Adding support for PCF files

FPGA compilers read a PCF file in order to assign signal names to physical pins. Example:

set_io LED0 B5
set_io LED1 B4
set_io LED2 A2
set_io LED3 A1
set_io LED4 C5
set_io LED5 C4
set_io LED6 B3
set_io LED7 C3
set_io clk J3

It would be nice if librePCB could also read this same file to map signal names for a symbol variant to component names rather than have to select each and every one of them.

You mean the pinout in the device editor (not in the component editor), right?

Maybe something like that:


But I have a question about the PCF files. Here I see that it might contain array notation like pad_fpga_io[4] but LibrePCB doesn’t accept [] for now. How do you handle that? Should the PCF import threat it as pad_fpga_io4 instead?

I mean the component editor. The component signal names on FPGAs are all rather useless (IOP_34,IOR_10 etc). I want to be able to create symbols with the actual names from the design source and then create a symbol variant to replace the FPGA symbol with these variants. You need to enter in every signal one by one and map it to the component signal name on the FPGA. You will need to support whatever vector notation that the FPGA tool supports.

There is a open source FPGA compiler tool called IceStorm that would make a great companion to LibrePCB. We should make it easy to use them together.

Hm, now I’m totally confused. Aren’t the names B5, B4, A2 etc you mentioned above representing pad names? If yes, why are they relevant in the component editor (pad assignment is only in the device editor)? If no, what do they represent?

A real-world example (e.g. screenshots of symbols, components and devices) might help me to understand the use-case exactly. I’m sorry but I’m not familiar with FPGA at all, and I can’t implement a feature without understanding the use-case exactly :wink:

There are actually two levels of mapping going on here.The fpga die has a signal name that identifies each pad on its data sheet. These are the component signal names. Each pad is connected to a package pin and this varies based on the package.

There are also a set of signal names created by the user.

The PCF file maps the user names to the package pins. The symbol for the fpga only lists the the names from the fpga data sheet which are useless on a schematic so the user needs to create their own symbols using the names that they understand. They need to use this symbol instead of the data sheet symbol so it needs to be a symbol variant and you need a second pcf file to map the user names to the data sheet names.

My request is that the number of pins are large enough that you need to be able to read in a text file rather than have to assign them one at a time.

Okay so if I understand correctly, importing a PCF file also makes sense in the device editor for the mapping from pads to component signals. This is actually my main question because I’m working on #679 at the moment which is tightly related.

I could implement the PCF import there by interpreting the file content this way:

set_io <signal> <pad>

to connect the corresponding pads to signals. Hope this interpretation of the PCF file is correct, if not (or if this feature makes no sense in the device editor) please let me know.

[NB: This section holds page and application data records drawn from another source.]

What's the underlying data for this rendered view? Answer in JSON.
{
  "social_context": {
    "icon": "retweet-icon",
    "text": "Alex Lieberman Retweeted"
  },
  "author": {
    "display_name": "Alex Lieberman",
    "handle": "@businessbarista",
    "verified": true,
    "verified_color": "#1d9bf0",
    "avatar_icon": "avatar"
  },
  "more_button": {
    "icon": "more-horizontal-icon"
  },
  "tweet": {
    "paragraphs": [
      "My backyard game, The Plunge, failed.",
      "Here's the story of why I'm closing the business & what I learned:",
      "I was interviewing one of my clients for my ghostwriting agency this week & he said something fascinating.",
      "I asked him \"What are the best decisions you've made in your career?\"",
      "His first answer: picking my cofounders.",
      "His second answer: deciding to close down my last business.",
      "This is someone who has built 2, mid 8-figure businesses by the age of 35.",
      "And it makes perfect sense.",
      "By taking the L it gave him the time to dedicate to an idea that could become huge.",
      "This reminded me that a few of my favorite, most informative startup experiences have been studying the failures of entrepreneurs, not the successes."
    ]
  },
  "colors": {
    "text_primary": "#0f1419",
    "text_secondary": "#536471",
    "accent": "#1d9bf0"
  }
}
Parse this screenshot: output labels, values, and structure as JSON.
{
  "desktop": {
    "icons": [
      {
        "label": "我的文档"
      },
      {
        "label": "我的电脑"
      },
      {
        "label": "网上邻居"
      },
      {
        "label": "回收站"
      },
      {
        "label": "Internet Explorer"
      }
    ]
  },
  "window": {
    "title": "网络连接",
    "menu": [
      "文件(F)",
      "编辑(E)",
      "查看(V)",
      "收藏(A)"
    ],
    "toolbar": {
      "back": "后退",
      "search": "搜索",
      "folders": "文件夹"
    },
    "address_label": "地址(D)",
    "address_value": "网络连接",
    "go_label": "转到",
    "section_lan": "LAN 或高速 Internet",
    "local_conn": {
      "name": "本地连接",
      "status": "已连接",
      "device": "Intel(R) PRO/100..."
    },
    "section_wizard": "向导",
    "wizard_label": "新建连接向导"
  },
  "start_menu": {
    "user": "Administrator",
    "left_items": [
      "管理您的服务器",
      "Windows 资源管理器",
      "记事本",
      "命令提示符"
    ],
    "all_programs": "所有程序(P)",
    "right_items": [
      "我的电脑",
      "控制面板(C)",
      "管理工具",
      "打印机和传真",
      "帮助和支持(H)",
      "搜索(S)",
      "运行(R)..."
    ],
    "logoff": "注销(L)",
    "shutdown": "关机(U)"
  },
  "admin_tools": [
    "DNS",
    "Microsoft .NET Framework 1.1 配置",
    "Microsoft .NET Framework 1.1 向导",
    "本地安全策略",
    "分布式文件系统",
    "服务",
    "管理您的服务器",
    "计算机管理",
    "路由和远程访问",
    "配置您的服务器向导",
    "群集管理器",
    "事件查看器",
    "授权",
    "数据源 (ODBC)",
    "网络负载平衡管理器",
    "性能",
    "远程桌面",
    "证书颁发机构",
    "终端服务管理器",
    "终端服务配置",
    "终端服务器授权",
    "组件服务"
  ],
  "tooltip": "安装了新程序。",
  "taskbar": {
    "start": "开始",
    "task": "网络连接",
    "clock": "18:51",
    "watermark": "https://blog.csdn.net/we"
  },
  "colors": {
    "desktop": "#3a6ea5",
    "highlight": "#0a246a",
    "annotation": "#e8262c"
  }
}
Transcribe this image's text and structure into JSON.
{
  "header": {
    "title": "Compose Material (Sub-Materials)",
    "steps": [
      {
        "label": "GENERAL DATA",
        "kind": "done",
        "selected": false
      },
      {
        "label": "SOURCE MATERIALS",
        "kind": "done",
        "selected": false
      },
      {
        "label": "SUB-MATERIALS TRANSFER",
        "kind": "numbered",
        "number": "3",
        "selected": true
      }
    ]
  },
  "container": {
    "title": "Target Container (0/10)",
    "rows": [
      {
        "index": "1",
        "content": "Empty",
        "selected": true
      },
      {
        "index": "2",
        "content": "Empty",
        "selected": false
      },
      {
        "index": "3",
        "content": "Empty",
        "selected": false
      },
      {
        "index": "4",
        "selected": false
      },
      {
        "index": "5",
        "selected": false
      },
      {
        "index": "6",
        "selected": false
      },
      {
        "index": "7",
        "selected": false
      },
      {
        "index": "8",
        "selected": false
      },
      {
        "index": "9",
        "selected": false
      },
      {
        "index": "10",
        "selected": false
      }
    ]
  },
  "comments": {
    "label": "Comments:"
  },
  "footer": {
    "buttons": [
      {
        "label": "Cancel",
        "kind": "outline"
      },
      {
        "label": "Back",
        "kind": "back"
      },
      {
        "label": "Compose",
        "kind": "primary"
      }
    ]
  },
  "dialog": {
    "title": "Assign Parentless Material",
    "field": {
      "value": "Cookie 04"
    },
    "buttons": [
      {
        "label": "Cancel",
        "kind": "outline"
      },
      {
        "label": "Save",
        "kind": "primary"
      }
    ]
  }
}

The device editor only knows about the component signal names from the data sheet. The only way to link to the users signal names is to map those to the data sheet names in the component editor

I’m sorry but I really don’t understand. I don’t know how FPGA datasheets look. I don’t know how FPGA symbol pins are named. I don’t know how FPGA pads are named. I don’t know how FPGA designers name their signals and how to export them to PCF files.

If you ever want such a feature to be implemented, please explain in detail (with screenshots, links to datasheets etc.) how an FPGA design looks (symbols/components/devices/packages) and how the corresponding PCF files look (real data corresponding to the screenshots). Otherwise I really cannot help here. So for now I won’t implement anything with PCF files, sorry.

Load these two repos and look in the symbol variant section